PARIS (AFP) - France on Monday announced plans to slash tax breaks for families in a move that will save the cash-strapped government more than a billion euros (S$2.1 billion) a year.
At the same time, the Socialist government said it would not touch family allowances paid to households with two children or more, despite calls for the universal benefit, currently worth 128.57 euros every month, to be taken away from wealthier families.
The tax breaks and family allowance payments amount to one of the most generous systems of support for people with children in Europe and it has been credited with giving France the joint highest birthrate (with Ireland) in the European Union.
But the cost of the system has become unsustainable at time when France is struggling to cut its budget deficit in line with EU targets.
Currently, parents can claim tax relief on 2,000 euros of annual income for each of their first two children and a further 4,000 euros for any other offspring.
Under the reform, these figures will be cut to 1,500 euros and 3,000 respectively, generating estimated additional revenues of 1.1 billion euros in 2014, rising to 1.7 billion in 2017.
The measure will affect 1.3 million households, one in eight of those with children, with the average tax bill for those affected rising by 64 euros per month.
The government also announced plans to restrict one-off birth payments to the poorest families and said it would abolish tax allowances linked to the education costs of children attending secondary school.
The right-wing opposition decried the new measures as an attack on the family.

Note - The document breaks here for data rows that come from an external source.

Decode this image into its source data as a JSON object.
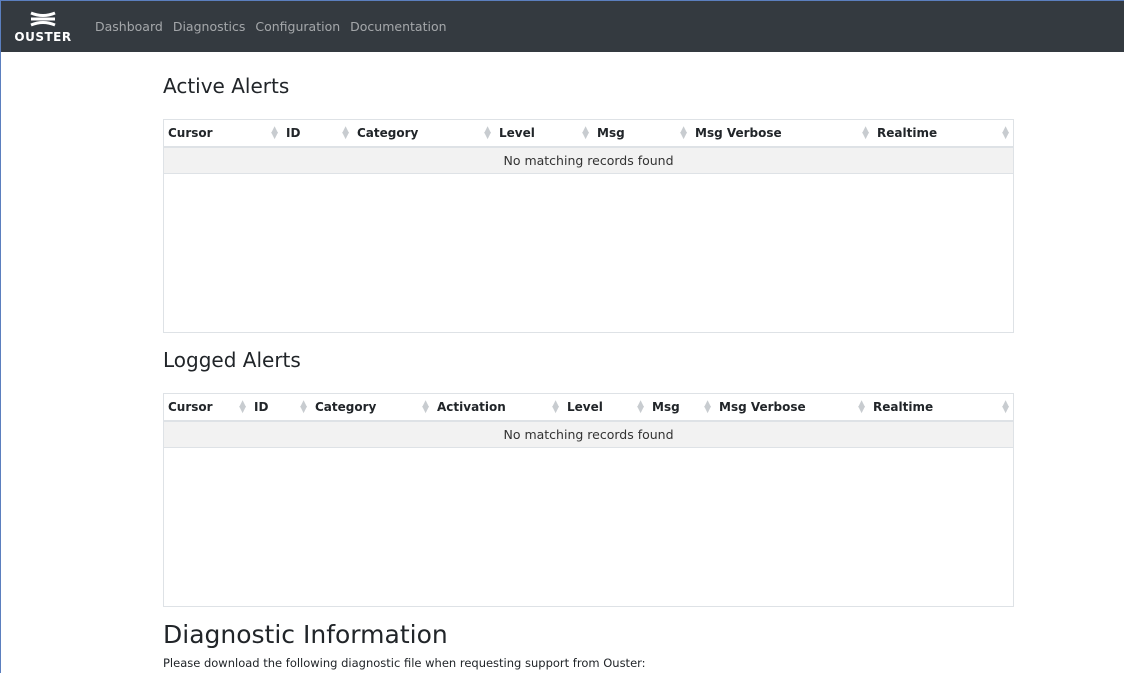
{
  "navbar": {
    "brand": "OUSTER",
    "links": [
      "Dashboard",
      "Diagnostics",
      "Configuration",
      "Documentation"
    ]
  },
  "active_alerts": {
    "title": "Active Alerts",
    "columns": [
      "Cursor",
      "ID",
      "Category",
      "Level",
      "Msg",
      "Msg Verbose",
      "Realtime"
    ],
    "empty_message": "No matching records found"
  },
  "logged_alerts": {
    "title": "Logged Alerts",
    "columns": [
      "Cursor",
      "ID",
      "Category",
      "Activation",
      "Level",
      "Msg",
      "Msg Verbose",
      "Realtime"
    ],
    "empty_message": "No matching records found"
  },
  "diagnostic": {
    "title": "Diagnostic Information",
    "text": "Please download the following diagnostic file when requesting support from Ouster:"
  }
}
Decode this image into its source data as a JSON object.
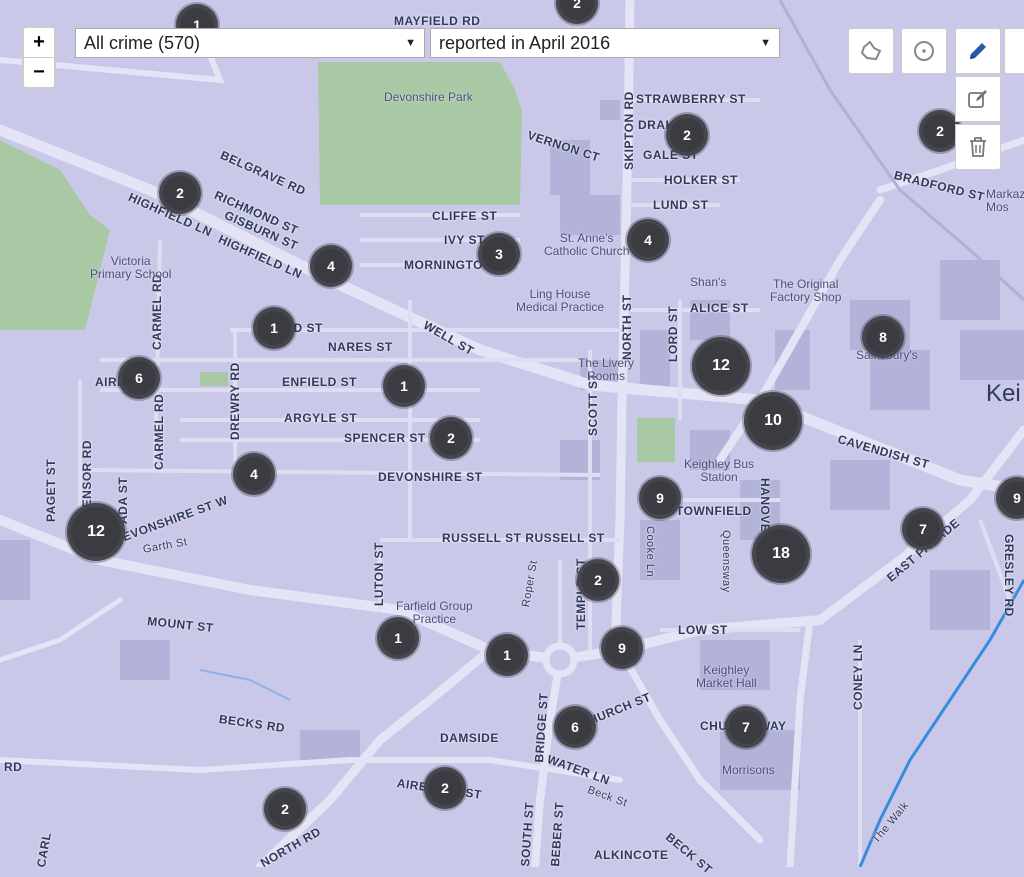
{
  "controls": {
    "zoom_in": "+",
    "zoom_out": "−",
    "crime_filter": "All crime (570)",
    "date_filter": "reported in April 2016"
  },
  "icons": {
    "polygon": "polygon-draw-icon",
    "circle": "circle-draw-icon",
    "pencil": "pencil-icon",
    "edit": "edit-icon",
    "delete": "trash-icon"
  },
  "town": "Kei",
  "streets": [
    "MAYFIELD RD",
    "STRAWBERRY ST",
    "VERNON CT",
    "DRAKE",
    "GALE ST",
    "HOLKER ST",
    "LUND ST",
    "BELGRAVE RD",
    "RICHMOND ST",
    "GISBURN ST",
    "HIGHFIELD LN",
    "HIGHFIELD LN",
    "CLIFFE ST",
    "IVY ST",
    "MORNINGTON",
    "SKIPTON RD",
    "BRADFORD ST",
    "NORTH ST",
    "ALICE ST",
    "LORD ST",
    "WELL ST",
    "NARES ST",
    "ENFIELD ST",
    "ARGYLE ST",
    "SPENCER ST",
    "DEVONSHIRE ST",
    "CARMEL RD",
    "CARMEL RD",
    "DREWRY RD",
    "SCOTT ST",
    "CAVENDISH ST",
    "TOWNFIELD",
    "HANOVER",
    "RUSSELL ST RUSSELL ST",
    "DEVONSHIRE ST W",
    "EDENSOR RD",
    "PAGET ST",
    "ADA ST",
    "LUTON ST",
    "TEMPLE ST",
    "MOUNT ST",
    "LOW ST",
    "CONEY LN",
    "EAST PARADE",
    "GRESLEY RD",
    "CHURCH ST",
    "CHURCH WAY",
    "BECKS RD",
    "DAMSIDE",
    "WATER LN",
    "BRIDGE ST",
    "AIREDALE ST",
    "NORTH RD",
    "SOUTH ST",
    "BEBER ST",
    "ALKINCOTE",
    "BECK ST",
    "GOLD ST",
    "AIRE ST",
    "Garth St",
    "Roper St",
    "Cooke Ln",
    "Queensway",
    "Beck St",
    "The Walk",
    "RD",
    "CARL"
  ],
  "places": [
    "Devonshire Park",
    "Victoria\nPrimary School",
    "St. Anne's\nCatholic Church",
    "Ling House\nMedical Practice",
    "Shan's",
    "The Original\nFactory Shop",
    "The Livery\nRooms",
    "Sainsbury's",
    "Keighley Bus\nStation",
    "Farfield Group\nPractice",
    "Keighley\nMarket Hall",
    "Morrisons",
    "Markaz\nMos"
  ],
  "clusters": [
    {
      "count": "1"
    },
    {
      "count": "2"
    },
    {
      "count": "2"
    },
    {
      "count": "2"
    },
    {
      "count": "2"
    },
    {
      "count": "4"
    },
    {
      "count": "3"
    },
    {
      "count": "4"
    },
    {
      "count": "1"
    },
    {
      "count": "8"
    },
    {
      "count": "12"
    },
    {
      "count": "6"
    },
    {
      "count": "1"
    },
    {
      "count": "10"
    },
    {
      "count": "2"
    },
    {
      "count": "4"
    },
    {
      "count": "9"
    },
    {
      "count": "12"
    },
    {
      "count": "18"
    },
    {
      "count": "7"
    },
    {
      "count": "2"
    },
    {
      "count": "9"
    },
    {
      "count": "1"
    },
    {
      "count": "1"
    },
    {
      "count": "6"
    },
    {
      "count": "7"
    },
    {
      "count": "2"
    },
    {
      "count": "2"
    },
    {
      "count": "9"
    }
  ],
  "colors": {
    "map_bg": "#c9c8e8",
    "road": "#e4e4f6",
    "park": "#a8c9a4",
    "cluster": "#3b3b42",
    "pencil": "#2b5aa8"
  }
}
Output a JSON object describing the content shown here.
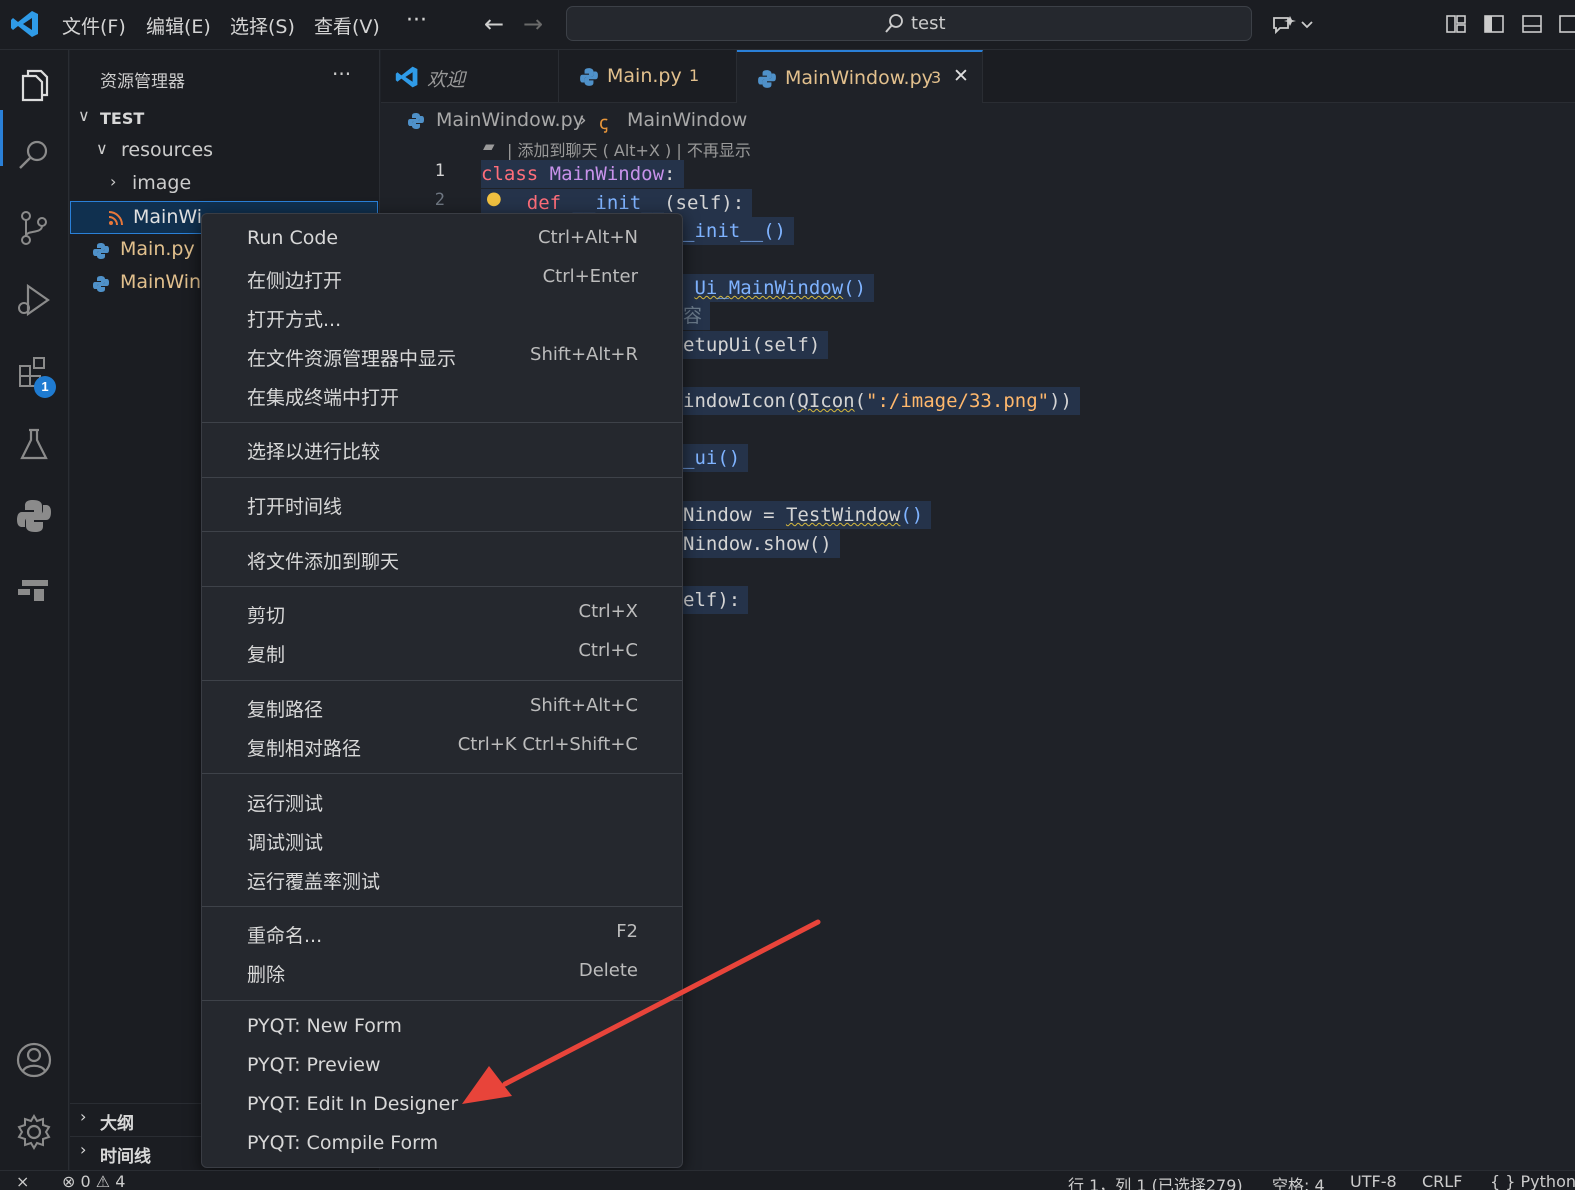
{
  "titlebar": {
    "menus": [
      "文件(F)",
      "编辑(E)",
      "选择(S)",
      "查看(V)"
    ],
    "more": "···",
    "search_text": "test"
  },
  "activitybar": {
    "extensions_badge": "1"
  },
  "sidebar": {
    "title": "资源管理器",
    "more": "···",
    "root": "TEST",
    "items": [
      {
        "label": "resources"
      },
      {
        "label": "image"
      },
      {
        "label": "MainWi"
      },
      {
        "label": "Main.py"
      },
      {
        "label": "MainWinc"
      }
    ],
    "outline": "大纲",
    "timeline": "时间线"
  },
  "tabs": [
    {
      "label": "欢迎",
      "badge": ""
    },
    {
      "label": "Main.py",
      "badge": "1"
    },
    {
      "label": "MainWindow.py",
      "badge": "3",
      "close": "✕"
    }
  ],
  "editor": {
    "breadcrumb": [
      "MainWindow.py",
      "MainWindow"
    ],
    "codelens": "| 添加到聊天 ( Alt+X ) | 不再显示",
    "line_numbers": [
      "1",
      "2"
    ],
    "code": {
      "l1_kw": "class",
      "l1_cls": "MainWindow",
      "l1_rest": ":",
      "l2_kw": "def",
      "l2_fn": "__init__",
      "l2_rest": "(self):",
      "l3": "_init__()",
      "l5_fn": "Ui_MainWindow",
      "l5_rest": "()",
      "l6_cmt": "容",
      "l7": "etupUi(self)",
      "l9_a": "indowIcon(",
      "l9_fn": "QIcon",
      "l9_b": "(",
      "l9_str": "\":/image/33.png\"",
      "l9_c": "))",
      "l11": "_ui()",
      "l13_a": "Nindow = ",
      "l13_fn": "TestWindow",
      "l13_b": "()",
      "l14": "Nindow.show()",
      "l16": "elf):"
    }
  },
  "context_menu": {
    "items": [
      {
        "label": "Run Code",
        "key": "Ctrl+Alt+N"
      },
      {
        "label": "在侧边打开",
        "key": "Ctrl+Enter"
      },
      {
        "label": "打开方式...",
        "key": ""
      },
      {
        "label": "在文件资源管理器中显示",
        "key": "Shift+Alt+R"
      },
      {
        "label": "在集成终端中打开",
        "key": ""
      },
      {
        "label": "选择以进行比较",
        "key": ""
      },
      {
        "label": "打开时间线",
        "key": ""
      },
      {
        "label": "将文件添加到聊天",
        "key": ""
      },
      {
        "label": "剪切",
        "key": "Ctrl+X"
      },
      {
        "label": "复制",
        "key": "Ctrl+C"
      },
      {
        "label": "复制路径",
        "key": "Shift+Alt+C"
      },
      {
        "label": "复制相对路径",
        "key": "Ctrl+K Ctrl+Shift+C"
      },
      {
        "label": "运行测试",
        "key": ""
      },
      {
        "label": "调试测试",
        "key": ""
      },
      {
        "label": "运行覆盖率测试",
        "key": ""
      },
      {
        "label": "重命名...",
        "key": "F2"
      },
      {
        "label": "删除",
        "key": "Delete"
      },
      {
        "label": "PYQT: New Form",
        "key": ""
      },
      {
        "label": "PYQT: Preview",
        "key": ""
      },
      {
        "label": "PYQT: Edit In Designer",
        "key": ""
      },
      {
        "label": "PYQT: Compile Form",
        "key": ""
      }
    ]
  },
  "statusbar": {
    "problems": "⊗ 0 ⚠ 4",
    "position": "行 1，列 1 (已选择279)",
    "spaces": "空格: 4",
    "encoding": "UTF-8",
    "eol": "CRLF",
    "language": "{ } Python"
  },
  "colors": {
    "accent": "#2a80d8",
    "arrow": "#e8443a",
    "modified_tab": "#e2c08d"
  }
}
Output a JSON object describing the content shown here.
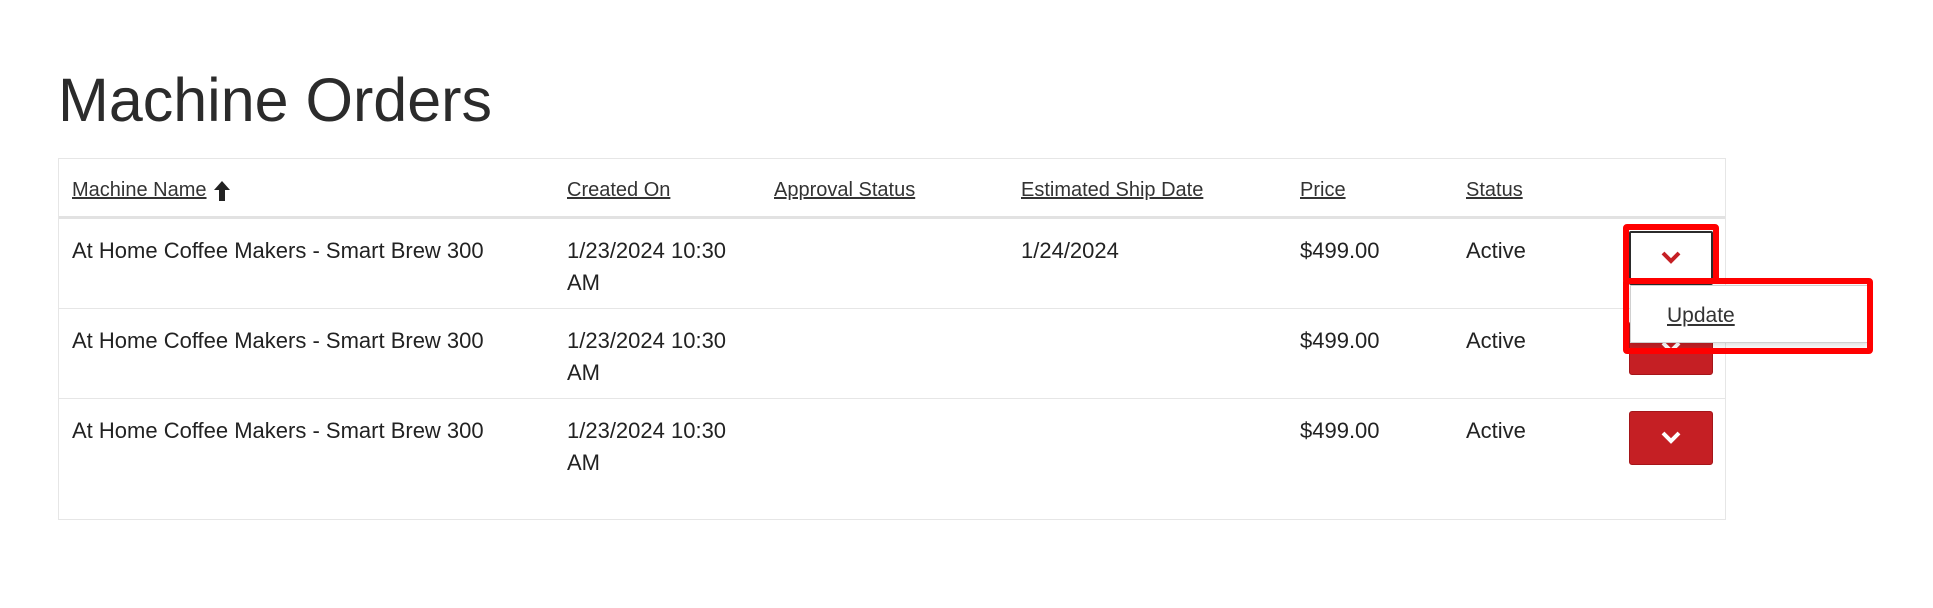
{
  "page": {
    "title": "Machine Orders"
  },
  "table": {
    "columns": [
      {
        "label": "Machine Name",
        "sorted": "ascending"
      },
      {
        "label": "Created On"
      },
      {
        "label": "Approval Status"
      },
      {
        "label": "Estimated Ship Date"
      },
      {
        "label": "Price"
      },
      {
        "label": "Status"
      }
    ],
    "rows": [
      {
        "machine_name": "At Home Coffee Makers - Smart Brew 300",
        "created_on": "1/23/2024 10:30 AM",
        "approval_status": "",
        "estimated_ship_date": "1/24/2024",
        "price": "$499.00",
        "status": "Active",
        "menu_open": true
      },
      {
        "machine_name": "At Home Coffee Makers - Smart Brew 300",
        "created_on": "1/23/2024 10:30 AM",
        "approval_status": "",
        "estimated_ship_date": "",
        "price": "$499.00",
        "status": "Active",
        "menu_open": false
      },
      {
        "machine_name": "At Home Coffee Makers - Smart Brew 300",
        "created_on": "1/23/2024 10:30 AM",
        "approval_status": "",
        "estimated_ship_date": "",
        "price": "$499.00",
        "status": "Active",
        "menu_open": false
      }
    ]
  },
  "dropdown": {
    "items": [
      {
        "label": "Update"
      }
    ]
  },
  "icons": {
    "sort": "arrow-up-icon",
    "row_menu": "chevron-down-icon"
  },
  "colors": {
    "accent": "#c51f24",
    "highlight": "#ff0000",
    "text": "#222222"
  }
}
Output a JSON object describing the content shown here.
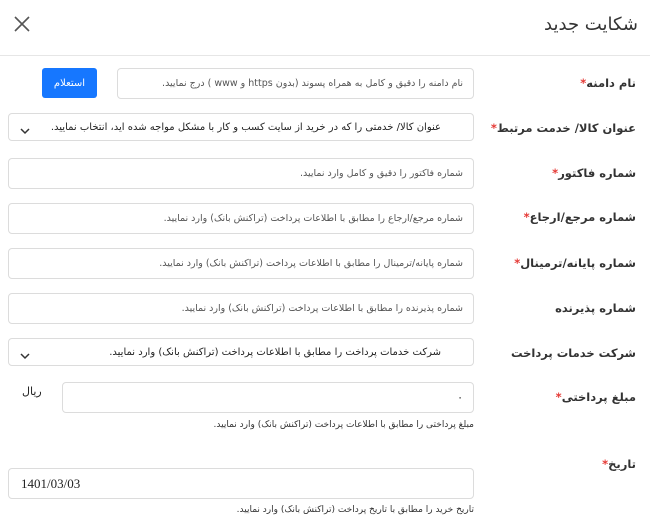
{
  "header": {
    "title": "شکایت جدید",
    "close_icon": "close-icon"
  },
  "domain": {
    "label": "نام دامنه",
    "placeholder": "نام دامنه را دقیق و کامل به همراه پسوند (بدون https و www ) درج نمایید.",
    "button_label": "استعلام"
  },
  "product": {
    "label": "عنوان کالا/ خدمت مرتبط",
    "selected": "عنوان کالا/ خدمتی را که در خرید از سایت کسب و کار با مشکل مواجه شده اید، انتخاب نمایید."
  },
  "invoice": {
    "label": "شماره فاکتور",
    "placeholder": "شماره فاکتور را دقیق و کامل وارد نمایید."
  },
  "reference": {
    "label": "شماره مرجع/ارجاع",
    "placeholder": "شماره مرجع/ارجاع را مطابق با اطلاعات پرداخت (تراکنش بانک) وارد نمایید."
  },
  "terminal": {
    "label": "شماره پایانه/ترمینال",
    "placeholder": "شماره پایانه/ترمینال را مطابق با اطلاعات پرداخت (تراکنش بانک) وارد نمایید."
  },
  "acceptor": {
    "label": "شماره پذیرنده",
    "placeholder": "شماره پذیرنده را مطابق با اطلاعات پرداخت (تراکنش بانک) وارد نمایید."
  },
  "payment_company": {
    "label": "شرکت خدمات پرداخت",
    "selected": "شرکت خدمات پرداخت را مطابق با اطلاعات پرداخت (تراکنش بانک) وارد نمایید."
  },
  "amount": {
    "label": "مبلغ پرداختی",
    "value": "۰",
    "unit": "ریال",
    "hint": "مبلغ پرداختی را مطابق با اطلاعات پرداخت (تراکنش بانک) وارد نمایید."
  },
  "date": {
    "label": "تاریخ",
    "value": "1401/03/03",
    "hint": "تاریخ خرید را مطابق با تاریخ پرداخت (تراکنش بانک) وارد نمایید."
  },
  "required_mark": "*",
  "colors": {
    "accent": "#1677ff",
    "required": "#e53935",
    "border": "#dcdcdc"
  }
}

Valerie Percresse from former president Nicolas Sarkozy's UMP party called it a "scandalous rupture in the contract of confidence between families and the state" while National Front leader Marine Le Pen denounced what she termed a "tax on children."